**What is required:** In the records below, find the line with "Output a JSON" and repeat it and every line after it, exactly, without any pictures.
___ Data supplied ___
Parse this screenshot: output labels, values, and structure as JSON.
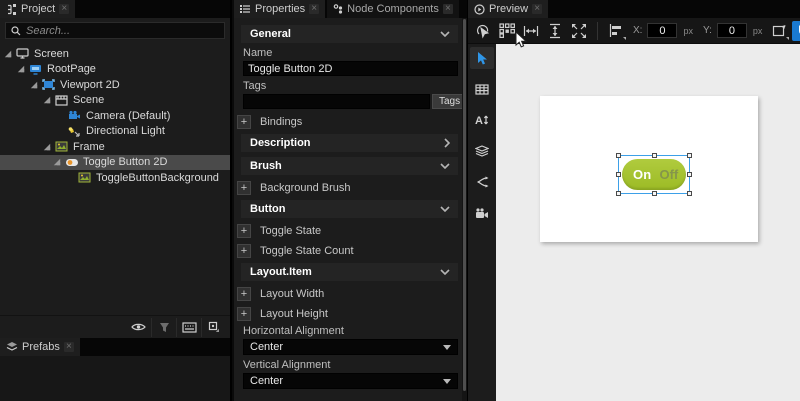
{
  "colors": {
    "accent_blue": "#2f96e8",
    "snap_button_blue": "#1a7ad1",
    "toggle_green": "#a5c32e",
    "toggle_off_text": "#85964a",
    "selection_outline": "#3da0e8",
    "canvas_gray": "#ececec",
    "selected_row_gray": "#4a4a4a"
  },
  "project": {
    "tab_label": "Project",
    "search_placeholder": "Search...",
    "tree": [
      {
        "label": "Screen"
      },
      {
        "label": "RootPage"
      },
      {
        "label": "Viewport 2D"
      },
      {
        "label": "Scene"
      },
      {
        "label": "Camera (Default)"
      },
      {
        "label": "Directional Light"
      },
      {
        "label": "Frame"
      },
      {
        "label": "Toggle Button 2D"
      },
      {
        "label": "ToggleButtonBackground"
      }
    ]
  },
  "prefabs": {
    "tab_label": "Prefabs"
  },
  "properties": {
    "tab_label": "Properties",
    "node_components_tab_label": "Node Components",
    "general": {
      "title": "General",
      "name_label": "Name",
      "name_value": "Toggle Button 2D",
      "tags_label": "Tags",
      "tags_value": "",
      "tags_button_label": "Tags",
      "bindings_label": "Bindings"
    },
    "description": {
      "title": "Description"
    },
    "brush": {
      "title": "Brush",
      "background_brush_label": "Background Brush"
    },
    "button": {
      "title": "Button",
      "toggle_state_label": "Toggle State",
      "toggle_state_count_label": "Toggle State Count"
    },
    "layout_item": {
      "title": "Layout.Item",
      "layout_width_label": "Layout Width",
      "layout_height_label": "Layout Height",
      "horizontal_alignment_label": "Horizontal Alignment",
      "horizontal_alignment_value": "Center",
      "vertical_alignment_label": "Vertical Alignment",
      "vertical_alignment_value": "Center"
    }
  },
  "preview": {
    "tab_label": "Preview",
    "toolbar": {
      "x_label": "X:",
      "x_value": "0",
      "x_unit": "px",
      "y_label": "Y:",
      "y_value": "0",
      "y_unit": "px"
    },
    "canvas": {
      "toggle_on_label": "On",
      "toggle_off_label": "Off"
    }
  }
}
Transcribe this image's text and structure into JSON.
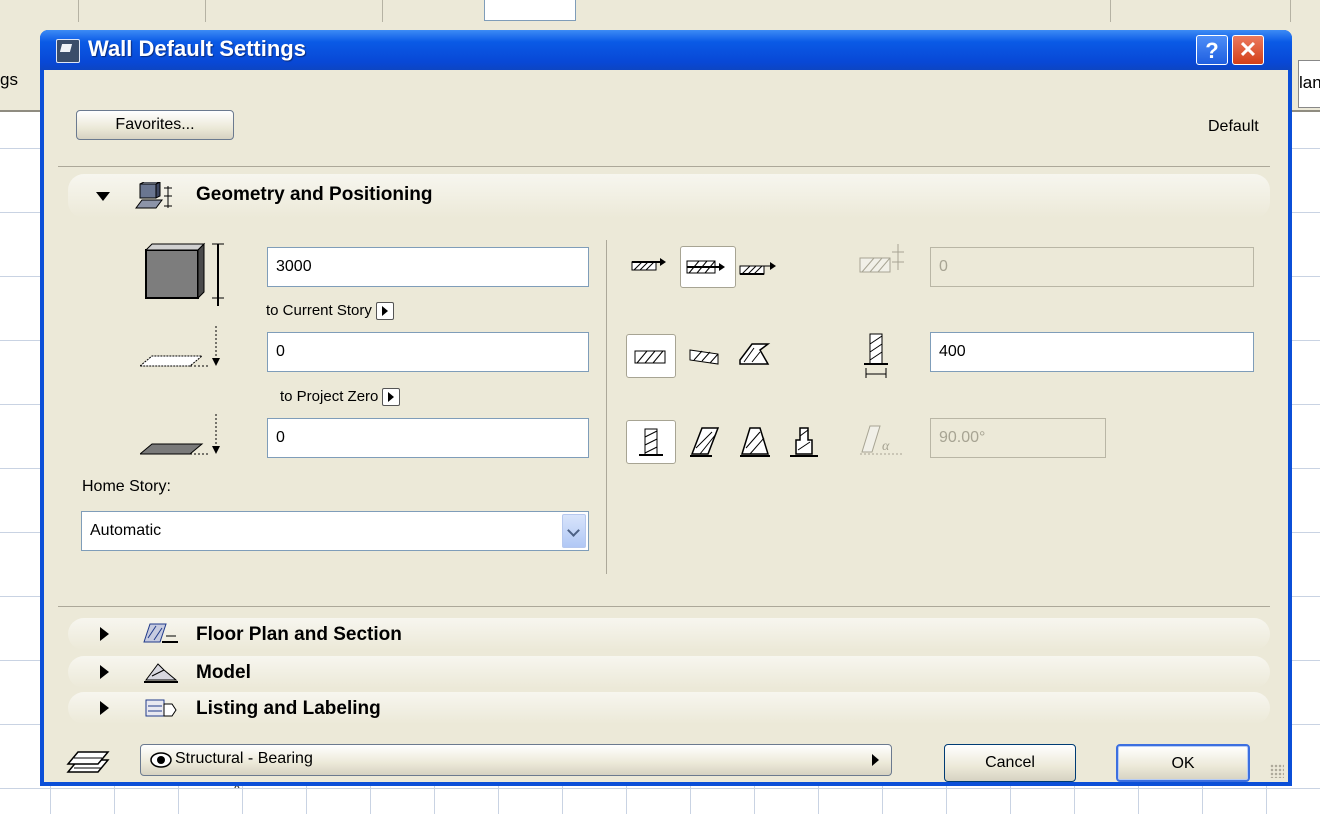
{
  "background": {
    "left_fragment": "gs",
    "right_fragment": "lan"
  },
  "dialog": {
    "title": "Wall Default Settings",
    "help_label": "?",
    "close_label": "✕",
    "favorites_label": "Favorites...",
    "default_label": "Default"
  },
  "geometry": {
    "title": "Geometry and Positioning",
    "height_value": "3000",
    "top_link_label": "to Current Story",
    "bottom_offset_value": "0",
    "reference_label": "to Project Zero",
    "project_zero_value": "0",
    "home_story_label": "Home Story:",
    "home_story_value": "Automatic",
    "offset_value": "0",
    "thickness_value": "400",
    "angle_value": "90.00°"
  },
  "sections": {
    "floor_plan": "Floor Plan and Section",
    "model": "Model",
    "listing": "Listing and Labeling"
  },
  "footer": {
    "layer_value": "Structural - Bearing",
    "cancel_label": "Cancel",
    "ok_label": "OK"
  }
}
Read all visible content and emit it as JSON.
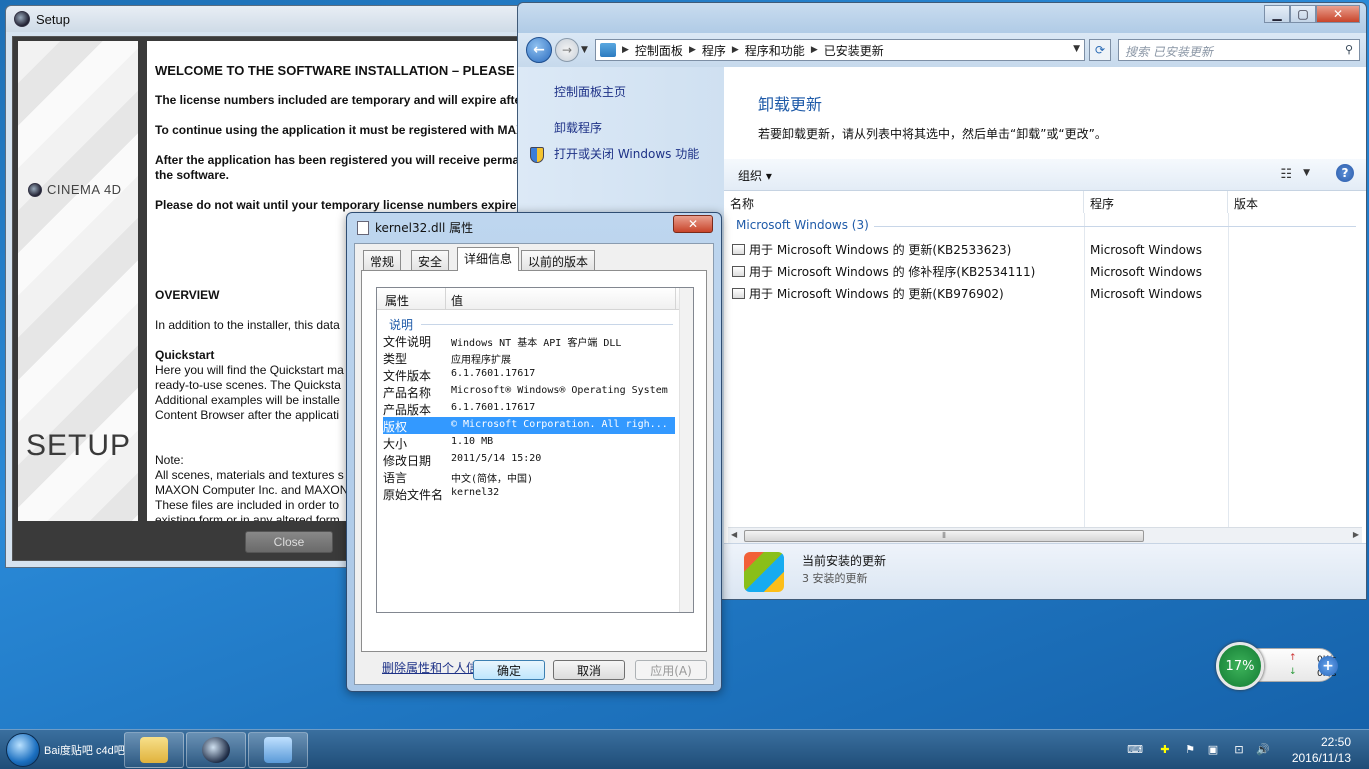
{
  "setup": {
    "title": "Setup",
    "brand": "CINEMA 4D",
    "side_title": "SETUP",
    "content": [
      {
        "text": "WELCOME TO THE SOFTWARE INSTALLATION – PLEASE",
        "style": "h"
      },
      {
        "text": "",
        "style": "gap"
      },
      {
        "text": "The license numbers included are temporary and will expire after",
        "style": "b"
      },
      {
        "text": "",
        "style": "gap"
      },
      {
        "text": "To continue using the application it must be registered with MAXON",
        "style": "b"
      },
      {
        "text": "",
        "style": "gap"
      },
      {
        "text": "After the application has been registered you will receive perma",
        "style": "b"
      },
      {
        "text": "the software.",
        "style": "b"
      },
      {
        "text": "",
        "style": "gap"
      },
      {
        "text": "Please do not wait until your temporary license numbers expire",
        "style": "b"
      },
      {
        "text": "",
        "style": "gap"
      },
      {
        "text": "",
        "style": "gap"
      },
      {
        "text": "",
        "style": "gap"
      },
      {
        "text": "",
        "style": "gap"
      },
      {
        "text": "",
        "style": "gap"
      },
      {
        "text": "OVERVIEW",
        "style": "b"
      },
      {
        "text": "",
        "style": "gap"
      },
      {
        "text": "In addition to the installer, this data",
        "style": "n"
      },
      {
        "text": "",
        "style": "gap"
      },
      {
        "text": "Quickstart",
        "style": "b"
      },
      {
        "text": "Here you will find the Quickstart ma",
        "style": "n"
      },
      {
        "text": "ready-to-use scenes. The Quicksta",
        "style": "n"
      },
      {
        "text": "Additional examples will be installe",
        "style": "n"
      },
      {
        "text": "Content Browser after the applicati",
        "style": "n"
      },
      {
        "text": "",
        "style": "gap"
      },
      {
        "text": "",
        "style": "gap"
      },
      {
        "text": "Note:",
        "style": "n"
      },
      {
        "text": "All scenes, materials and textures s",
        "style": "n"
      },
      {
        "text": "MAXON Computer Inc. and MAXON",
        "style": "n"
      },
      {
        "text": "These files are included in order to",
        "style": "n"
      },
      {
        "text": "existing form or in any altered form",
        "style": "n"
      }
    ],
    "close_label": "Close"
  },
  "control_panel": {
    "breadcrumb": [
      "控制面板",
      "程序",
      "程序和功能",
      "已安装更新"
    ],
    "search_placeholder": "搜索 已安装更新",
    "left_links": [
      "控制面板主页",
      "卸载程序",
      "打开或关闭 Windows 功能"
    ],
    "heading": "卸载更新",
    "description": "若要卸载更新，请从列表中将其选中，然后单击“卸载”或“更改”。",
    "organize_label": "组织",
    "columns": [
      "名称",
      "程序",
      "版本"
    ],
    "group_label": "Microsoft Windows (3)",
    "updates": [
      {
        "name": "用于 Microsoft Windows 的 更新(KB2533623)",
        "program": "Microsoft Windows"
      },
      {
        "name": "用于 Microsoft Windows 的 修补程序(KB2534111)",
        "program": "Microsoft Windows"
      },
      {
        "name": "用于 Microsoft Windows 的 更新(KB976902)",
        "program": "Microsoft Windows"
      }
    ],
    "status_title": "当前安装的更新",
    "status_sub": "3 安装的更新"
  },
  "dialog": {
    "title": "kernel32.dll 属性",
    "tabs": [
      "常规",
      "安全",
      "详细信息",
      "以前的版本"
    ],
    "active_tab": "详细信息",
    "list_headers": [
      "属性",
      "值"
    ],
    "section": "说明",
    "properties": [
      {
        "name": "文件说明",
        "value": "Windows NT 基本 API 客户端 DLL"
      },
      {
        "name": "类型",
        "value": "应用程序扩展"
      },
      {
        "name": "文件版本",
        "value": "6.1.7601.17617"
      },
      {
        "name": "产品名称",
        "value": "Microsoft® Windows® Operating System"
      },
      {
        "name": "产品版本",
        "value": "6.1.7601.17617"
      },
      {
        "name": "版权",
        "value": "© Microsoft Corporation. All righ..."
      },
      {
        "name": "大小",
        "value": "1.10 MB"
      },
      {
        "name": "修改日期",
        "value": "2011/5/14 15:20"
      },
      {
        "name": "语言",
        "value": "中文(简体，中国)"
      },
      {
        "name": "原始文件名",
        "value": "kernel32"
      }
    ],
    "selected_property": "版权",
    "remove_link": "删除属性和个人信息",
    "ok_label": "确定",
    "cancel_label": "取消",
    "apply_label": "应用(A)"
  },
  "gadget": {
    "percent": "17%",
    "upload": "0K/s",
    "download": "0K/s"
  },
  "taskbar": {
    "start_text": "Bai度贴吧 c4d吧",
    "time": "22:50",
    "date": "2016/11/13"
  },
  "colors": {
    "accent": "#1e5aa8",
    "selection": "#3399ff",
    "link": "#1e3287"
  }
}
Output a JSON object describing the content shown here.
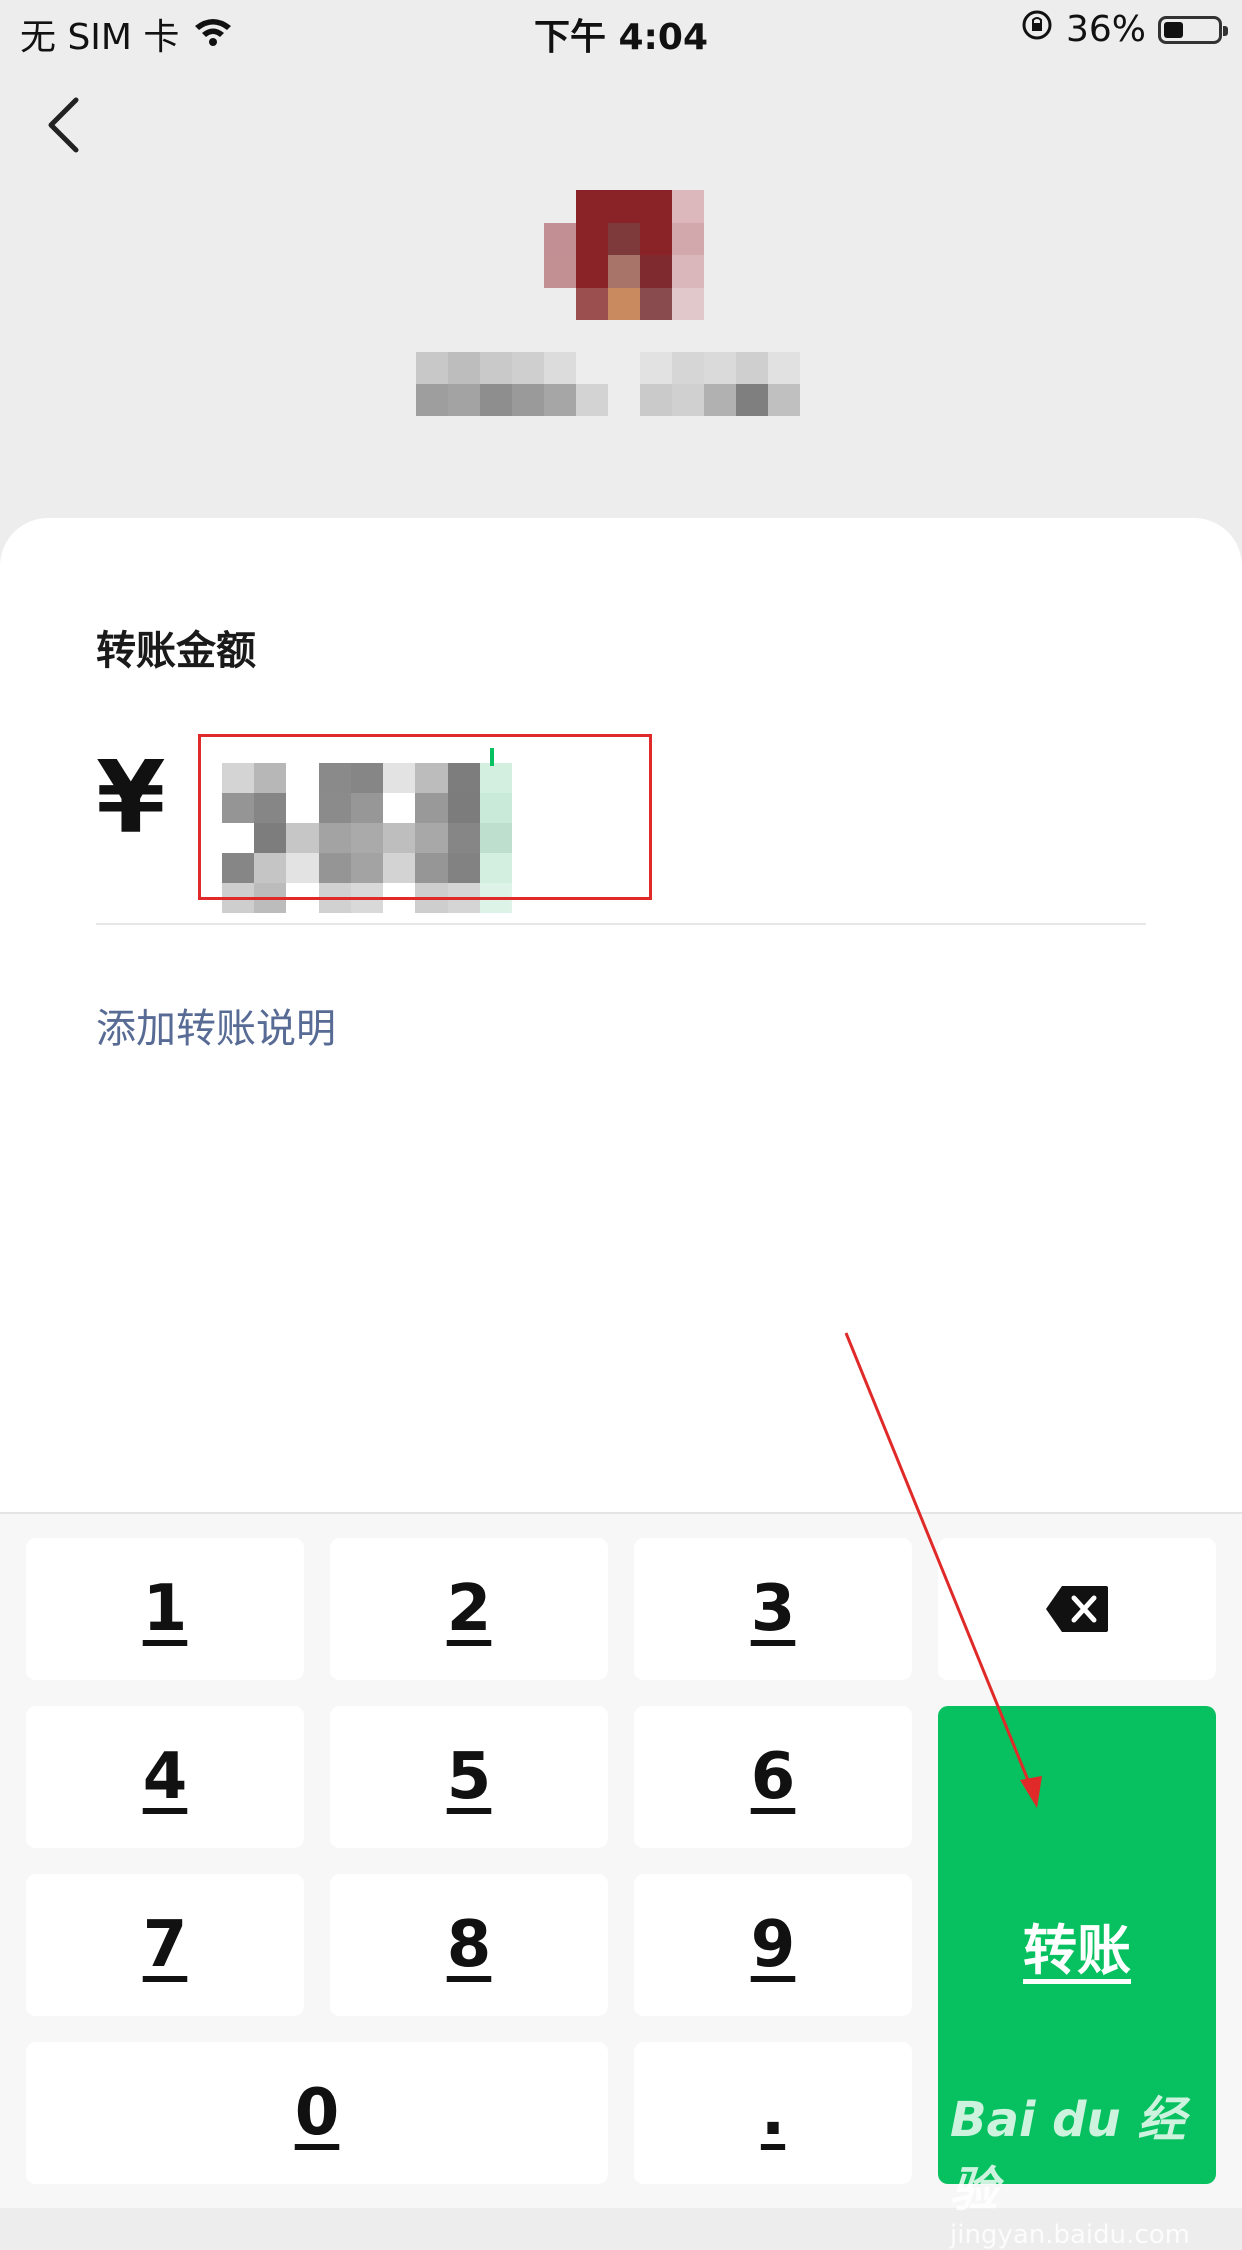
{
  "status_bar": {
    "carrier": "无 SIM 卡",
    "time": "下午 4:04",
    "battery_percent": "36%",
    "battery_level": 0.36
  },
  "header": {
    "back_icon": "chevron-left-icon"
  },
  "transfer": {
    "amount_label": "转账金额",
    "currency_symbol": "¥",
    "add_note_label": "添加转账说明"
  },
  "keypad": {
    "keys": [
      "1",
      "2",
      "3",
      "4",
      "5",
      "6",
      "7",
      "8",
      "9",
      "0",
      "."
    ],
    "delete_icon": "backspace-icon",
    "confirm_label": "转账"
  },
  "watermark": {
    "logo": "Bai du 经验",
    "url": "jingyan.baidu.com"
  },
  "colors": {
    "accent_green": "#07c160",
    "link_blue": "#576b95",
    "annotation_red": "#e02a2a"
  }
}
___
**Response:**
Output a JSON object describing the content shown here.
{
  "status_bar": {
    "carrier": "无 SIM 卡",
    "time": "下午 4:04",
    "battery_percent": "36%",
    "battery_level": 0.36
  },
  "header": {
    "back_icon": "chevron-left-icon"
  },
  "transfer": {
    "amount_label": "转账金额",
    "currency_symbol": "¥",
    "add_note_label": "添加转账说明"
  },
  "keypad": {
    "keys": [
      "1",
      "2",
      "3",
      "4",
      "5",
      "6",
      "7",
      "8",
      "9",
      "0",
      "."
    ],
    "delete_icon": "backspace-icon",
    "confirm_label": "转账"
  },
  "watermark": {
    "logo": "Bai du 经验",
    "url": "jingyan.baidu.com"
  },
  "colors": {
    "accent_green": "#07c160",
    "link_blue": "#576b95",
    "annotation_red": "#e02a2a"
  }
}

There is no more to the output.